"I'll tell you why [religion is] not a scam, in my opinion," he told Silverman. "Tide goes in, tide goes out. Never a miscommunication. You can't explain that. You can't explain why the tide goes in."—January 4th 2011
An article in O, The Oprah Magazine on a healer who calls himself "John of God" is overflowing with bad science. Susan Casey, the editor of O and author of the story, wrote:
"Despite widespread skepticism, evidence shows that energy healing not only exists but can be deeply powerful. Traditional Eastern treatments like acupuncture and Reiki act to strengthen the body's life force, known as chi or prana. Prayer as a conduit for healing is a long-held religious ritual, along with the laying on of hands."—December 2010 issue of O.

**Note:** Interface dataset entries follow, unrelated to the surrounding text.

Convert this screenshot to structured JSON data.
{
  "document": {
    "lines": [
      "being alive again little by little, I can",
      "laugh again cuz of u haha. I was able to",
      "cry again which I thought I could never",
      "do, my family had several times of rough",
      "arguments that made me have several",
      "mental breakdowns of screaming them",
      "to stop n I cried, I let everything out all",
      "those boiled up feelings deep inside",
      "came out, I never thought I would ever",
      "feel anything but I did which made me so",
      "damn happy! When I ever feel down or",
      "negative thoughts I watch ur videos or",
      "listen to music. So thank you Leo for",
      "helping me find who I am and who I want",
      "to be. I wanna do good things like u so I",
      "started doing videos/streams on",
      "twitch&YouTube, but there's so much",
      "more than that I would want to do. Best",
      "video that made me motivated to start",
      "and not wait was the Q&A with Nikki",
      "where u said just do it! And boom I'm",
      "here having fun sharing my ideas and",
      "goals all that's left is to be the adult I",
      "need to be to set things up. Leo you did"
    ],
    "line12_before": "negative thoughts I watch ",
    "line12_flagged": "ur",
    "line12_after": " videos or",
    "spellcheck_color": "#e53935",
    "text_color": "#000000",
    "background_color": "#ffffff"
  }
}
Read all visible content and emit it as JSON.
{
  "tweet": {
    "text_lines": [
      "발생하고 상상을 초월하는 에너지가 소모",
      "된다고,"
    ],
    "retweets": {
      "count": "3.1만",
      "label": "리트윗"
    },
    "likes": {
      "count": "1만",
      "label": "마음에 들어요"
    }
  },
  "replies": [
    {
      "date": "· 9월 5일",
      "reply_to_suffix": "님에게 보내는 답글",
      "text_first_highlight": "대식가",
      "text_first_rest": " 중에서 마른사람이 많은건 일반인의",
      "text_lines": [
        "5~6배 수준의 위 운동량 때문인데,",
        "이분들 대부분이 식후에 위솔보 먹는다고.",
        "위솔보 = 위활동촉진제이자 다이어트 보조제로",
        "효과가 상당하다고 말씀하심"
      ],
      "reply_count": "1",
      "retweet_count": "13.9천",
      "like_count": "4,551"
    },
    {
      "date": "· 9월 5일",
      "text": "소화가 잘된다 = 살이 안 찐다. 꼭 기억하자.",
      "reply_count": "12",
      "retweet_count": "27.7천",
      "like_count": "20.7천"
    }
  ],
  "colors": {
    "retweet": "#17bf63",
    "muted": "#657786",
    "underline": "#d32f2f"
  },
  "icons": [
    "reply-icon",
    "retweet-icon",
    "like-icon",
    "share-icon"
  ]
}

Model Heather Mills, promoting her newly opened vegan restaurant, told The Guardian just how unhealthy she thinks meat is:
"[Meat] sits in your colon for 40 years and putrefies, and eventually gives you the illness you die of. And that is a fact."—July 19, 2009
To the dismay of metallurgists all over the world, Rosie O'Donnell claimed that the 9/11 attacks had to have been an inside job, because heat simply cannot melt metal.
"I do believe that it's the first time in history that fire has ever melted steel."—March 29, 2007
To prove that it's not just U.S. celebrities and politicians who trip up, here's then–prime minister of Canada, Jean Chrétien, trying to explain what proof is:
"A proof is a proof. What kind of proof? It's a proof. A proof is proof. And when you have a good proof, it's because it is proven."—September 5, 2002
Last but not least, cage fighter Alex Reid has some interesting ideas about sex and sports:
"It's actually very good for a man to have unprotected sex as long as he doesn’t ejaculate. Because I believe that all that semen has a lot of nutrition. A tablespoon of semen has your equivalent of steak, eggs, lemons and oranges. I am reabsorbing it into my body and it makes me go, 'Raaaaahh!'."—April 8, 2010
*Correction (10/12/11): This sentence was edited after posting. It originally misidentified Michele Bachmann as a Senator.